Zimbabwe's Rivals Neck And Neck
Zimbabwe's Rivals Neck And Neck Website
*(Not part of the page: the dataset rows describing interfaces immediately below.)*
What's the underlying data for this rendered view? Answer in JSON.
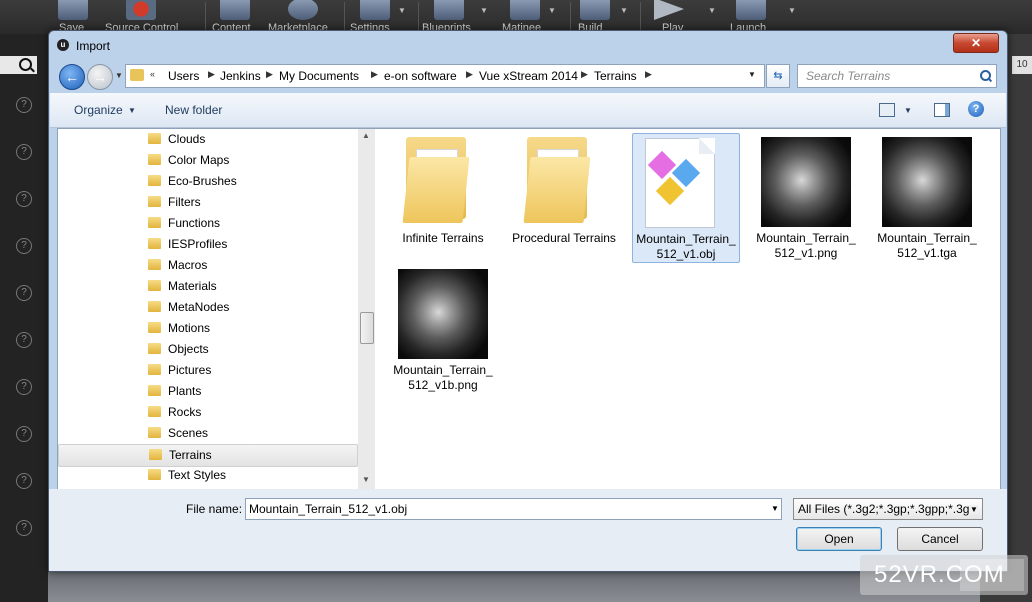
{
  "app_toolbar": {
    "items": [
      {
        "label": "Save"
      },
      {
        "label": "Source Control"
      },
      {
        "label": "Content"
      },
      {
        "label": "Marketplace"
      },
      {
        "label": "Settings"
      },
      {
        "label": "Blueprints"
      },
      {
        "label": "Matinee"
      },
      {
        "label": "Build"
      },
      {
        "label": "Play"
      },
      {
        "label": "Launch"
      }
    ],
    "right_value": "10"
  },
  "dialog": {
    "title": "Import",
    "close_glyph": "✕",
    "breadcrumbs": [
      "Users",
      "Jenkins",
      "My Documents",
      "e-on software",
      "Vue xStream 2014",
      "Terrains"
    ],
    "search_placeholder": "Search Terrains",
    "commands": {
      "organize": "Organize",
      "new_folder": "New folder"
    },
    "folders": [
      {
        "label": "Clouds"
      },
      {
        "label": "Color Maps"
      },
      {
        "label": "Eco-Brushes"
      },
      {
        "label": "Filters"
      },
      {
        "label": "Functions"
      },
      {
        "label": "IESProfiles"
      },
      {
        "label": "Macros"
      },
      {
        "label": "Materials"
      },
      {
        "label": "MetaNodes"
      },
      {
        "label": "Motions"
      },
      {
        "label": "Objects"
      },
      {
        "label": "Pictures"
      },
      {
        "label": "Plants"
      },
      {
        "label": "Rocks"
      },
      {
        "label": "Scenes"
      },
      {
        "label": "Terrains",
        "selected": true
      },
      {
        "label": "Text Styles"
      }
    ],
    "files": [
      {
        "name": "Infinite Terrains",
        "kind": "folder"
      },
      {
        "name": "Procedural Terrains",
        "kind": "folder"
      },
      {
        "name": "Mountain_Terrain_512_v1.obj",
        "kind": "obj",
        "selected": true
      },
      {
        "name": "Mountain_Terrain_512_v1.png",
        "kind": "image"
      },
      {
        "name": "Mountain_Terrain_512_v1.tga",
        "kind": "image"
      },
      {
        "name": "Mountain_Terrain_512_v1b.png",
        "kind": "image"
      }
    ],
    "file_name_label": "File name:",
    "file_name_value": "Mountain_Terrain_512_v1.obj",
    "filter_value": "All Files (*.3g2;*.3gp;*.3gpp;*.3g",
    "open_label": "Open",
    "cancel_label": "Cancel"
  },
  "watermark": {
    "text": "52VR.COM"
  },
  "colors": {
    "dialog_frame": "#bcd1ea",
    "selection": "#dbe8f8",
    "close_button": "#c74830"
  }
}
Almost two-thirds of Zimbabwe's parliamentary results have been declared, with the ruling party and opposition very close. Zanu-PF has 64 seats, while the opposition has 67, and 79 yet to come. In the presidential race, there is increasing speculation that a run-off may be needed between President Robert Mugabe and his rival Morgan Tsvangirai. This is the projection from both an independent monitoring group and what Zanu-PF sources have told Reuters. The electoral commission has urged people to be patient while votes are checked. Mr Tsvangirai's Movement for Democratic Change says he won and the delay is to allow the outcome to be rigged. More than half of the parliamentary results have been released, with Zanu-PF and the MDC very close. Five of the opposition seats have gone to a breakaway faction of the MDC. A BBC correspondent inside Zimbabwe says people are finding the delay difficult to accept, as they can see the results of local voting posted at polling stations throughout the country. The streets of the capital, Harare, have been quiet, but security in parts of the city is tight. Zimbabweans are eager to know the results and the AFP news agency reports that newspaper vendors have been selling papers at three times the cover price. Mr Mugabe has insisted that the vote would be free and fair. A Zanu-PF spokesman says Mr Mugabe is headed for re-election but would accept defeat. The international community has urged Zimbabwe to give the results soon. Foreign ministers from seven European Union countries "called on the Zimbabwean Electoral Commission to swiftly announce all official election results, especially the results of the presidential election". Washington said the vote should be counted honestly and reflect the will of the people. UK Prime Minister Gordon Brown said the eyes of the world were on Zimbabwe. John Sawers, British Ambassador to the United Nations, said that if the elections did herald a change of leadership, "there would be a huge groundswell of support for a new government prepared to address the fundamental problems that exist in Zimbabwe". Zimbabwe Election Support Network (ZESN) says Mr Mugabe came second in the presidential race with 42 per cent, while independent candidate Simba Makoni on 8 per cent. If correct, these results would mean a run-off would be required within three weeks. It based its projected results on a sample of 435 of the 9,000 polling stations, which it says were analysed by independent statisticians. ZESN head Noel Kututwa said "the public needs to know, everyone is anxious to know who their next president is going to be". Two Zanu-PF sources told Reuters news agency that their party's projections were similar, with 48 per cent for Mr Tsvangirai, against 43 per cent for Mr Mugabe. "We are looking at a re-run," the source said. However, BBC correspondent Peter Greste urges these figures to be treated with caution, as the ruling party is divided at the moment. The MDC claims Mr Tsvangirai has won 60 per cent of the presidential vote, against 30 per cent for President Robert Mugabe. Marwick Khumalo, head of the Pan-African Parliament observer mission, told South African radio on Tuesday that some senior Zanu-PF officials were contemplating life after Mr Mugabe. "I was talking to some of the big-wigs in the ruling party and they also are concerned about the possibility of a change of guard," he said. Rumours have circulated as people await results, and government has been forced to deny speculation that Mr Mugabe, who has been in power since 1980, had gone to Malaysia or was planning to impose a state of emergency. Presidential, House of Assembly, Senate and local elections were all held on Saturday, and election officials say that this is why results have been slow to come.